Linked by Thom Holwerda on Mon 16th Aug 2010 18:49 UTC
Internet & Networking Not too long ago Adobe started a "We love Apple" campaign, as a response to Apple's continuous negative remarks about the company. With Flash 10.1 slowly but surely appearing on more and more mobile devices, it seems like the company just doesn't care about it any more. Adobe's CEO Shantanu Narayen has said they've "moved on".
Thread beginning with comment 437081
To read all comments associated with this story, please click here.
Funny how they spin it...
by umccullough on Mon 16th Aug 2010 18:59 UTC
umccullough
Member since:
2006-01-26

It's amusing how Adobe plays the "open" vs "closed" game speaking as a consumer, but not as a provider.

In other words, they talk about how open or closed the OS platforms they support are, while only offering a semi-closed platform for Flash developers and consumers.

If Adobe ever provides an open-source reference platform for Flash - then maybe I'll seriously consider them an "open" platform. At that point, we may even finally see a good flash player available for Haiku.

Reply Score: 11

RE: Funny how they spin it...
by nt_jerkface on Mon 16th Aug 2010 20:05 in reply to "Funny how they spin it..."
nt_jerkface Member since:
2009-08-26

Open sourcing Flash would take away content protection which is one of its primary advantages over HTML5.

From a business perspective open sourcing Flash would be a poor move.

I don't care for Flash either but HTML5 was designed without considering the needs of content producers which is why even Google has said that Flash isn't going anywhere.

Reply Parent Score: 2

RE[2]: Funny how they spin it...
by mckill on Mon 16th Aug 2010 20:16 in reply to "RE: Funny how they spin it..."
mckill Member since:
2007-06-12

which is why even Google has said that Flash isn't going anywhere.

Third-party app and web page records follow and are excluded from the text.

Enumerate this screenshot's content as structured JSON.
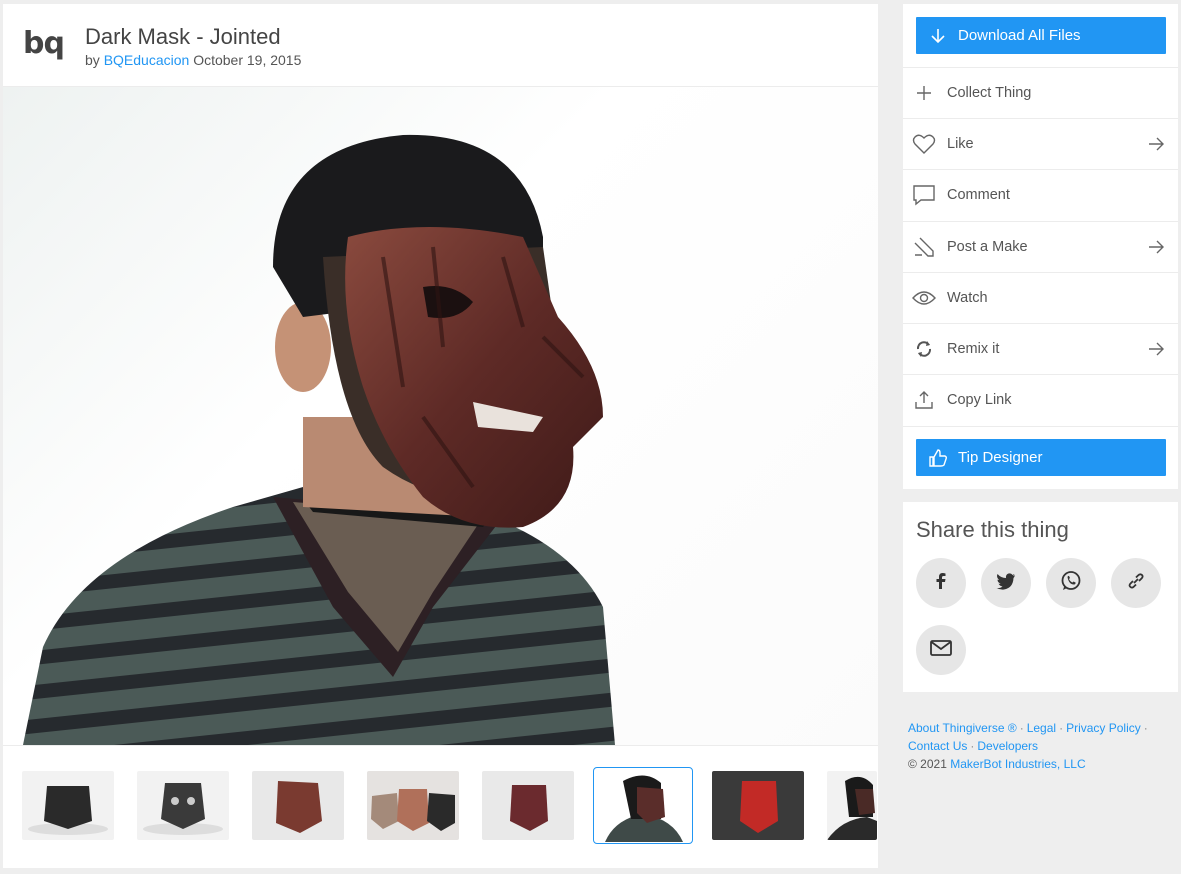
{
  "thing": {
    "logo_text": "bq",
    "title": "Dark Mask - Jointed",
    "by_prefix": "by",
    "author": "BQEducacion",
    "date": "October 19, 2015"
  },
  "gallery": {
    "thumbnails": [
      {
        "name": "thumb-1",
        "bg": "#f2f2f2",
        "mask": "#2a2a2a"
      },
      {
        "name": "thumb-2",
        "bg": "#f2f2f2",
        "mask": "#3a3a3a"
      },
      {
        "name": "thumb-3",
        "bg": "#e8e8e8",
        "mask": "#7a3a30"
      },
      {
        "name": "thumb-4",
        "bg": "#e5e2e0",
        "mask": "#8e5a48"
      },
      {
        "name": "thumb-5",
        "bg": "#e9e9e9",
        "mask": "#6b2a2e"
      },
      {
        "name": "thumb-6",
        "bg": "#ffffff",
        "mask": "#5a2d2a"
      },
      {
        "name": "thumb-7",
        "bg": "#3a3a3a",
        "mask": "#c22a26"
      },
      {
        "name": "thumb-8",
        "bg": "#f2f2f2",
        "mask": "#4a2a26"
      }
    ]
  },
  "actions": {
    "download_label": "Download All Files",
    "collect_label": "Collect Thing",
    "like_label": "Like",
    "comment_label": "Comment",
    "post_make_label": "Post a Make",
    "watch_label": "Watch",
    "remix_label": "Remix it",
    "copy_link_label": "Copy Link",
    "tip_label": "Tip Designer"
  },
  "share": {
    "title": "Share this thing",
    "buttons": [
      "facebook-icon",
      "twitter-icon",
      "whatsapp-icon",
      "link-icon",
      "mail-icon"
    ]
  },
  "footer": {
    "about": "About Thingiverse",
    "registered": "®",
    "legal": "Legal",
    "privacy": "Privacy Policy",
    "contact": "Contact Us",
    "developers": "Developers",
    "copyright_prefix": "© 2021",
    "company": "MakerBot Industries, LLC"
  },
  "colors": {
    "accent": "#2196f3",
    "page_bg": "#eeeeee",
    "card_bg": "#ffffff"
  }
}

Are you sure Google didn't just say they were in love with Flash and how it was going to be integrated into Chrome + Android simply to spite Apple and try and increase their market share? Up until that point Google seemed to be ready to dump flash and move to HTML5 video, and for what Youtube does, google does not need protected content.

Reply Parent Score: 2

jabbotts Member since:
2007-09-06

Why would releasing the Flash source code mean removing DRM? They can go GPL, write there own license or adopt any other OSS license that has no issue with including DRM be it a clised binary addition or open source itself. Heck, if they release the DRM source also then they stand to gain from people improving it; DRM sucks but it's still a security mechanism that can only benefit from transparency.

Reply Parent Score: 3

RE[2]: Funny how they spin it...
by kaiwai on Tue 17th Aug 2010 06:56 in reply to "RE: Funny how they spin it..."
kaiwai Member since:
2005-07-06

Open sourcing Flash would take away content protection which is one of its primary advantages over HTML5.

From a business perspective open sourcing Flash would be a poor move.

I don't care for Flash either but HTML5 was designed without considering the needs of content producers which is why even Google has said that Flash isn't going anywhere.


Then open source it all except for the DRM binary blob which can be provided and linked against as a separate library rather than being in the plugin itself - you know, that strange practice of modularisation? There are solutions - Adobe just doesn't want to do it because they would be shown up in 5 minutes by some keen coders creating a superior open source implementation.

Reply Parent Score: 5

anda_skoa Member since:
2005-07-07

Open sourcing Flash would take away content protection which is one of its primary advantages over HTML5.


Coming from someone as insightful as you usually are, this feels almost like trolling.

Any kind of digital content protection is based on math that makes is impossible (or really hard) to untransform the protected data without the key or partner key which transformed it.

For example a GPG or SMIME encrypted email is always equally secured independent on whether it passes through a close or open source mail server. If it weren't there would be no point in using encryption for email at all because it is highly likely that it will pass through an open source one on its way to the receiver.

Reply Parent Score: 4

RE: Funny how they spin it...
by fithisux on Tue 17th Aug 2010 09:17 in reply to "Funny how they spin it..."
fithisux Member since:
2006-01-22

I believe that lack of standardized hardware is the biggest problem. Adobe does not help in this direction and accusing Apple is the worst thing to do. But I also believe that Apple is doing the same.

Reply Parent Score: 2